I thought that for my first post of 2015 I’ll write about something I wanted to share for a few weeks and that is, Foreshadowing.
Foreshadowing, if someone doesn’t know is a hint, a warning or an indication of a future event. Foreshadowing or guessing ahead is a literary device by which an author hints of things to come later in the plot. It’s also used to build suspense, anticipation or anxiety in the reader, which will make the reader more engaged with the story.
In the book I am currently writing, I’ve experienced a bit of a hard time placing hints and clues of things to come. I think it’s mostly because this genre (Sci/Fi) is new to me, but also it might be due to the fact that I am always guessing what will be later on in a story (in books, movies, TV…), So I try to make it as hard as possible, but then I go back and realize that not everyone is like me, lol. So I go back and rewrite a few thing, but then the clues are just too easy, lol.
I realized that there is a fine line between writing too many hints and very little, but after a bit of practice I think I figured things out and I wanted to share them with you:
1. In my outline or my notes, I highlight all the key points where my characters do or see something or meet someone for the first time and I know this will be something bigger, that will be reveled later on in the story.

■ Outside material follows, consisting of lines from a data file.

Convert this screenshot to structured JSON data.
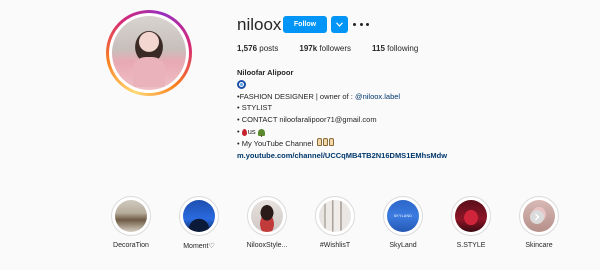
{
  "profile": {
    "username": "niloox",
    "follow_label": "Follow",
    "stats": {
      "posts": "1,576",
      "posts_label": "posts",
      "followers": "197k",
      "followers_label": "followers",
      "following": "115",
      "following_label": "following"
    }
  },
  "bio": {
    "full_name": "Niloofar Alipoor",
    "line1_prefix": "•FASHION DESIGNER | owner of : ",
    "line1_link": "@niloox.label",
    "line2": "• STYLIST",
    "line3": "• CONTACT niloofaralipoor71@gmail.com",
    "line4_text": "us",
    "line5": "• My YouTube Channel",
    "url": "m.youtube.com/channel/UCCqMB4TB2N16DMS1EMhsMdw"
  },
  "highlights": [
    {
      "label": "DecoraTion"
    },
    {
      "label": "Moment♡"
    },
    {
      "label": "NilooxStyle..."
    },
    {
      "label": "#WishlisT"
    },
    {
      "label": "SkyLand"
    },
    {
      "label": "S.STYLE"
    },
    {
      "label": "Skincare"
    }
  ],
  "colors": {
    "primary_button": "#0095f6",
    "link": "#00376b",
    "background": "#fafafa"
  },
  "icons": {
    "dropdown": "chevron-down-icon",
    "more": "more-options-icon",
    "next": "chevron-right-icon"
  }
}
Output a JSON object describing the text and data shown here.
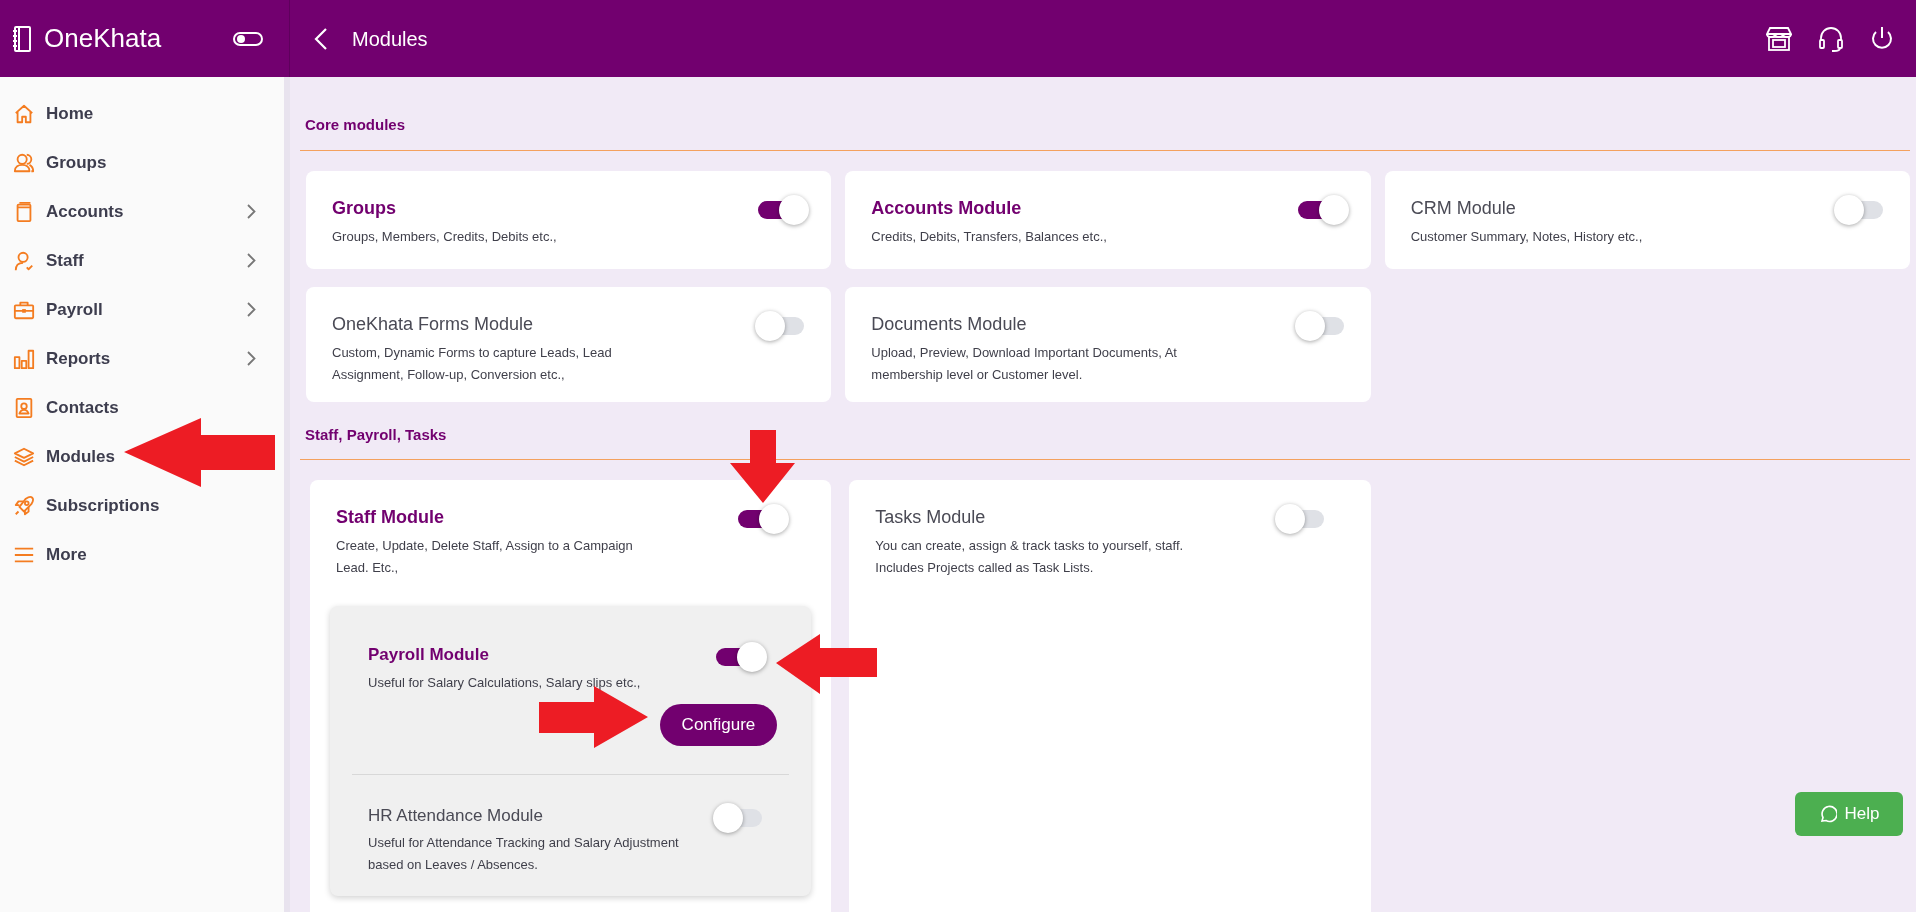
{
  "app": {
    "name": "OneKhata",
    "theme_toggle_on": false
  },
  "header": {
    "title": "Modules"
  },
  "sidebar": {
    "items": [
      {
        "label": "Home"
      },
      {
        "label": "Groups"
      },
      {
        "label": "Accounts",
        "has_submenu": true
      },
      {
        "label": "Staff",
        "has_submenu": true
      },
      {
        "label": "Payroll",
        "has_submenu": true
      },
      {
        "label": "Reports",
        "has_submenu": true
      },
      {
        "label": "Contacts"
      },
      {
        "label": "Modules"
      },
      {
        "label": "Subscriptions"
      },
      {
        "label": "More"
      }
    ]
  },
  "sections": [
    {
      "title": "Core modules",
      "modules": [
        {
          "title": "Groups",
          "description": "Groups, Members, Credits, Debits etc.,",
          "on": true
        },
        {
          "title": "Accounts Module",
          "description": "Credits, Debits, Transfers, Balances etc.,",
          "on": true
        },
        {
          "title": "CRM Module",
          "description": "Customer Summary, Notes, History etc.,",
          "on": false
        },
        {
          "title": "OneKhata Forms Module",
          "description": "Custom, Dynamic Forms to capture Leads, Lead Assignment, Follow-up, Conversion etc.,",
          "on": false
        },
        {
          "title": "Documents Module",
          "description": "Upload, Preview, Download Important Documents, At membership level or Customer level.",
          "on": false
        }
      ]
    },
    {
      "title": "Staff, Payroll, Tasks",
      "modules": [
        {
          "title": "Staff Module",
          "description": "Create, Update, Delete Staff, Assign to a Campaign Lead. Etc.,",
          "on": true,
          "sub_modules": [
            {
              "title": "Payroll Module",
              "description": "Useful for Salary Calculations, Salary slips etc.,",
              "on": true,
              "button": "Configure"
            },
            {
              "title": "HR Attendance Module",
              "description": "Useful for Attendance Tracking and Salary Adjustment based on Leaves / Absences.",
              "on": false
            }
          ]
        },
        {
          "title": "Tasks Module",
          "description": "You can create, assign & track tasks to yourself, staff. Includes Projects called as Task Lists.",
          "on": false
        }
      ]
    }
  ],
  "help_button": "Help"
}
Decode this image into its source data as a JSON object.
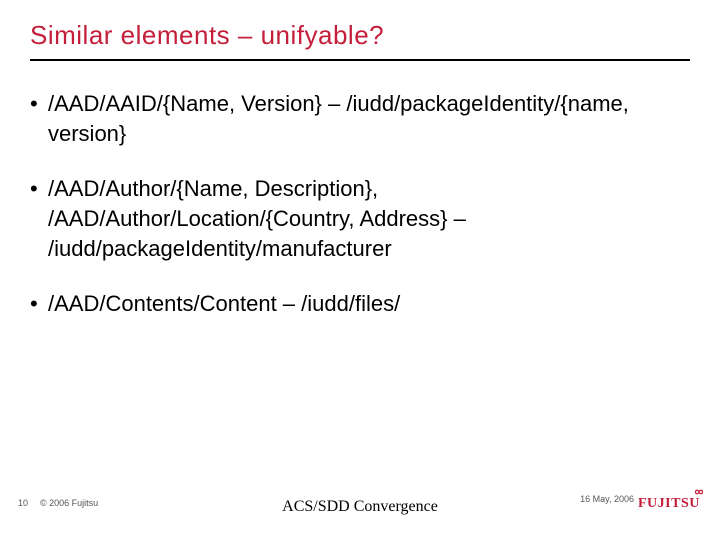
{
  "title": "Similar elements – unifyable?",
  "bullets": [
    "/AAD/AAID/{Name, Version} – /iudd/packageIdentity/{name, version}",
    "/AAD/Author/{Name, Description}, /AAD/Author/Location/{Country, Address} – /iudd/packageIdentity/manufacturer",
    "/AAD/Contents/Content – /iudd/files/"
  ],
  "footer": {
    "page_number": "10",
    "copyright": "© 2006 Fujitsu",
    "center": "ACS/SDD Convergence",
    "date": "16 May, 2006",
    "logo_text": "FUJITSU"
  }
}
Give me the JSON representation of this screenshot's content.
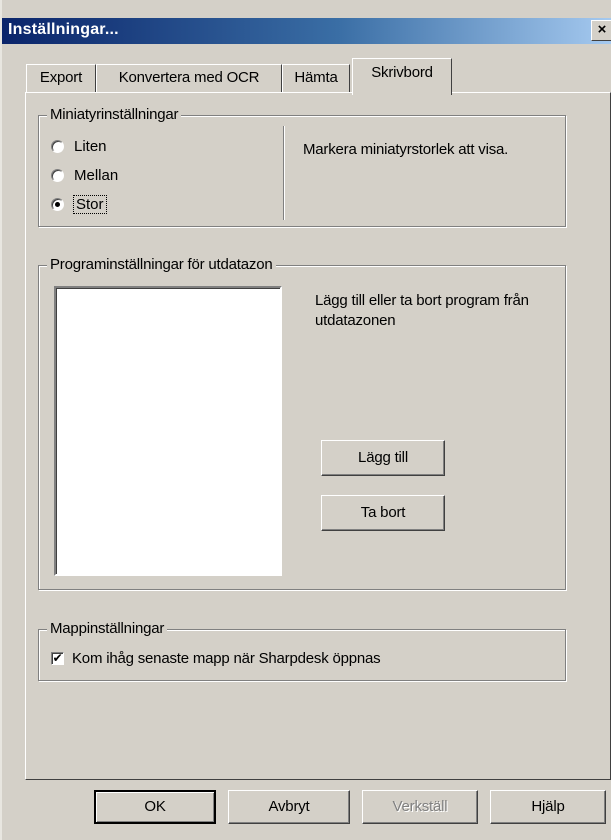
{
  "window": {
    "title": "Inställningar...",
    "close_glyph": "×"
  },
  "tabs": [
    {
      "label": "Export",
      "active": false
    },
    {
      "label": "Konvertera med OCR",
      "active": false
    },
    {
      "label": "Hämta",
      "active": false
    },
    {
      "label": "Skrivbord",
      "active": true
    }
  ],
  "thumbnails": {
    "legend": "Miniatyrinställningar",
    "options": [
      {
        "label": "Liten",
        "selected": false
      },
      {
        "label": "Mellan",
        "selected": false
      },
      {
        "label": "Stor",
        "selected": true
      }
    ],
    "description": "Markera miniatyrstorlek att visa."
  },
  "output_tray": {
    "legend": "Programinställningar för utdatazon",
    "description": "Lägg till eller ta bort program från utdatazonen",
    "add_label": "Lägg till",
    "remove_label": "Ta bort",
    "program_list": []
  },
  "folder": {
    "legend": "Mappinställningar",
    "remember_label": "Kom ihåg senaste mapp när Sharpdesk öppnas",
    "remember_checked": true,
    "check_glyph": "✔"
  },
  "footer": {
    "ok_label": "OK",
    "cancel_label": "Avbryt",
    "apply_label": "Verkställ",
    "help_label": "Hjälp"
  }
}
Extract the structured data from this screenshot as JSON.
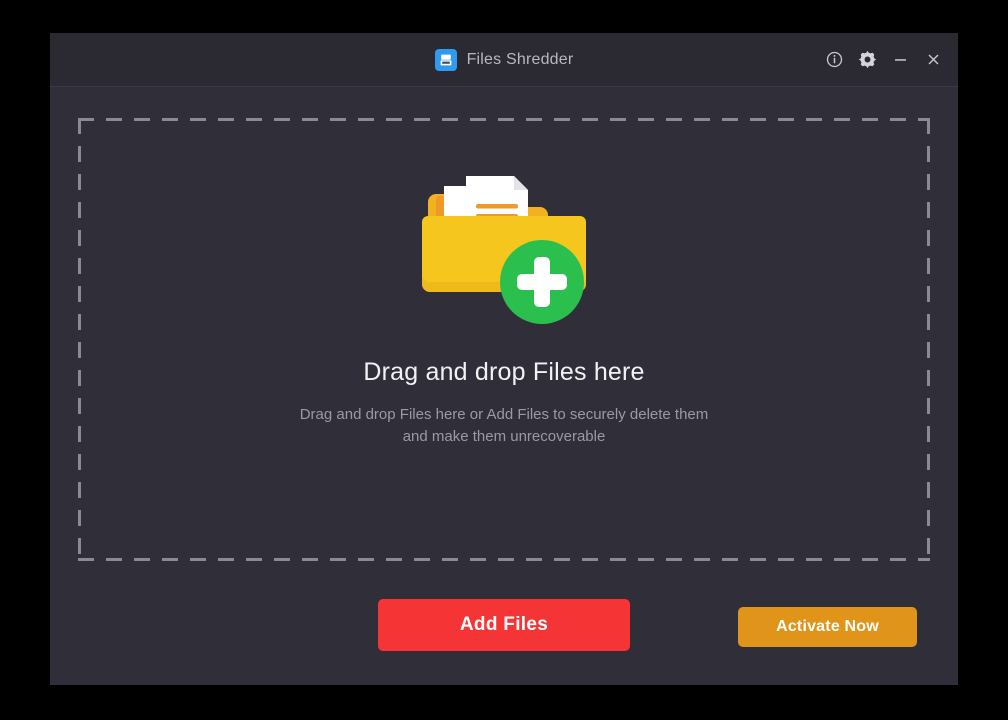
{
  "window": {
    "title": "Files Shredder",
    "logo_icon": "save-floppy-icon"
  },
  "titlebar": {
    "controls": [
      {
        "name": "info-icon",
        "label": "Info"
      },
      {
        "name": "gear-icon",
        "label": "Settings"
      },
      {
        "name": "minimize-icon",
        "label": "Minimize"
      },
      {
        "name": "close-icon",
        "label": "Close"
      }
    ]
  },
  "dropzone": {
    "illustration_icon": "folder-add-files-icon",
    "heading": "Drag and drop Files here",
    "subtext": "Drag and drop Files here or Add Files to securely delete them and make them unrecoverable"
  },
  "side_badge": {
    "icon": "desktop-computer-icon"
  },
  "actions": {
    "add_files_label": "Add Files",
    "activate_label": "Activate Now"
  },
  "colors": {
    "window_bg": "#302E39",
    "titlebar_bg": "#2B2932",
    "dash_border": "#8A8A94",
    "heading_text": "#F2F2F5",
    "sub_text": "#989AA4",
    "add_files_btn": "#F53535",
    "activate_btn": "#E0941A",
    "folder_yellow": "#F5C61E",
    "plus_green": "#2BBF4E",
    "logo_blue": "#2E9BF0"
  }
}
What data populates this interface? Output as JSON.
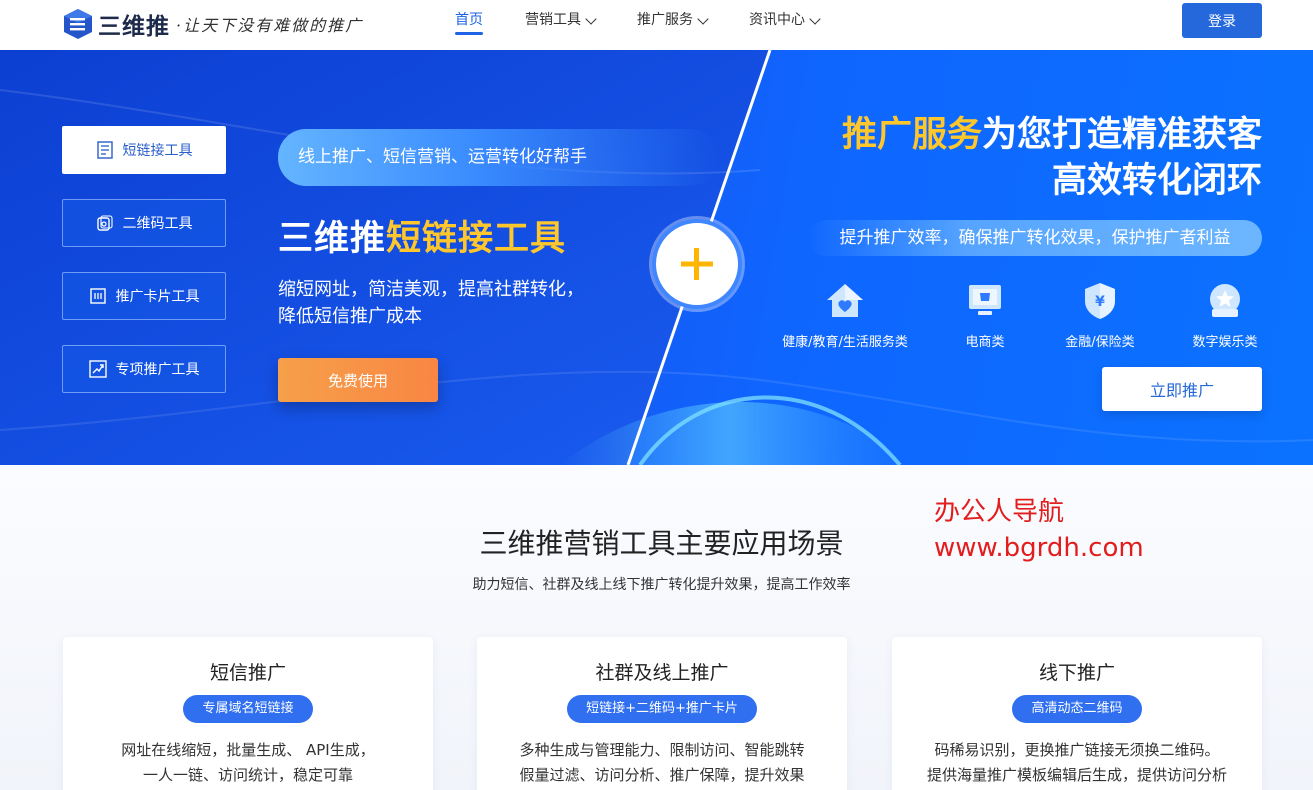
{
  "header": {
    "logo_text": "三维推",
    "slogan": "·让天下没有难做的推广",
    "nav": [
      {
        "label": "首页",
        "active": true,
        "dropdown": false
      },
      {
        "label": "营销工具",
        "active": false,
        "dropdown": true
      },
      {
        "label": "推广服务",
        "active": false,
        "dropdown": true
      },
      {
        "label": "资讯中心",
        "active": false,
        "dropdown": true
      }
    ],
    "login_label": "登录"
  },
  "hero": {
    "side_menu": [
      {
        "label": "短链接工具",
        "icon": "document-icon",
        "active": true
      },
      {
        "label": "二维码工具",
        "icon": "qrcode-icon",
        "active": false
      },
      {
        "label": "推广卡片工具",
        "icon": "card-icon",
        "active": false
      },
      {
        "label": "专项推广工具",
        "icon": "trend-chart-icon",
        "active": false
      }
    ],
    "tagline": "线上推广、短信营销、运营转化好帮手",
    "title_prefix": "三维推",
    "title_highlight": "短链接工具",
    "desc_line1": "缩短网址，简洁美观，提高社群转化，",
    "desc_line2": "降低短信推广成本",
    "free_button": "免费使用",
    "plus_icon": "plus-icon",
    "right_title_highlight": "推广服务",
    "right_title_rest": "为您打造精准获客",
    "right_title_line2": "高效转化闭环",
    "right_pill": "提升推广效率，确保推广转化效果，保护推广者利益",
    "categories": [
      {
        "label": "健康/教育/生活服务类",
        "icon": "house-heart-icon"
      },
      {
        "label": "电商类",
        "icon": "shop-monitor-icon"
      },
      {
        "label": "金融/保险类",
        "icon": "shield-yen-icon"
      },
      {
        "label": "数字娱乐类",
        "icon": "star-badge-icon"
      }
    ],
    "promote_button": "立即推广"
  },
  "section": {
    "title": "三维推营销工具主要应用场景",
    "subtitle": "助力短信、社群及线上线下推广转化提升效果，提高工作效率",
    "watermark_line1": "办公人导航",
    "watermark_line2": "www.bgrdh.com",
    "cards": [
      {
        "title": "短信推广",
        "badge": "专属域名短链接",
        "line1": "网址在线缩短，批量生成、 API生成，",
        "line2": "一人一链、访问统计，稳定可靠"
      },
      {
        "title": "社群及线上推广",
        "badge": "短链接+二维码+推广卡片",
        "line1": "多种生成与管理能力、限制访问、智能跳转",
        "line2": "假量过滤、访问分析、推广保障，提升效果"
      },
      {
        "title": "线下推广",
        "badge": "高清动态二维码",
        "line1": "码稀易识别，更换推广链接无须换二维码。",
        "line2": "提供海量推广模板编辑后生成，提供访问分析"
      }
    ]
  },
  "colors": {
    "primary": "#2468dc",
    "highlight": "#ffc72c",
    "orange": "#f98643",
    "watermark": "#e21d1d"
  }
}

2. Look at authors who you might think do this well and take notes. It helps learning from people who done it and done it well. See how the author puts the clues through dialog, detailed scene or even a smaller hint than that.
3. I’ve learned that a simple comment a character makes to another character, suddenly creates (for me as a writer) new possibilities of future events that I could write and didn’t see before. So when you write try to listen well to what the characters say, and also to how they say it.
4. There are true and false hints:
Example for a true hint: The character saw strange blue twinkling lights in the distance… He sees the lights again in the classroom… later on he finds out that he has the power to see ghosts. Just an example, lol. The sight mentally prepare the reader for any option you might put later in the story and it wouldn’t be unbelievable.
Example for a false hint: If we take the example from before. The character sees the lights in the distance, he looks at it and wonders what they are, another character suggests the option of ghosts and later in the story… well, that is it. Not exactly, lol. This will distract the reader, and later on the reader might learn that the character indeed has special powers, but not what he thought before.
5. Do not bombard the story with hints and clues, try to keep it simple and put only what you think will truly be beneficial for your plot. Do not use it so often, the reader will get used to hunt those clues and will get bored with the story (trust me, I know). So remember less = more.
6. I also use foreshadowing as means to jump-start my own creative flow, just as I start writing the story, sort of like a prologue (don’t worry, lol, no prologues). I know this will be written only for me and will not enter the book, but it does helps me see a better picture of the story as a whole.
Here is a nice short article about this, hope you like it 🙂
Wow, sorry for the long post, hope it wasn’t tedious for you.
Do you use foreshadowing in your own writing? If so, what elements do you use to show it?
Don’t forget to share your tips below.
Thank you so much for reading ❤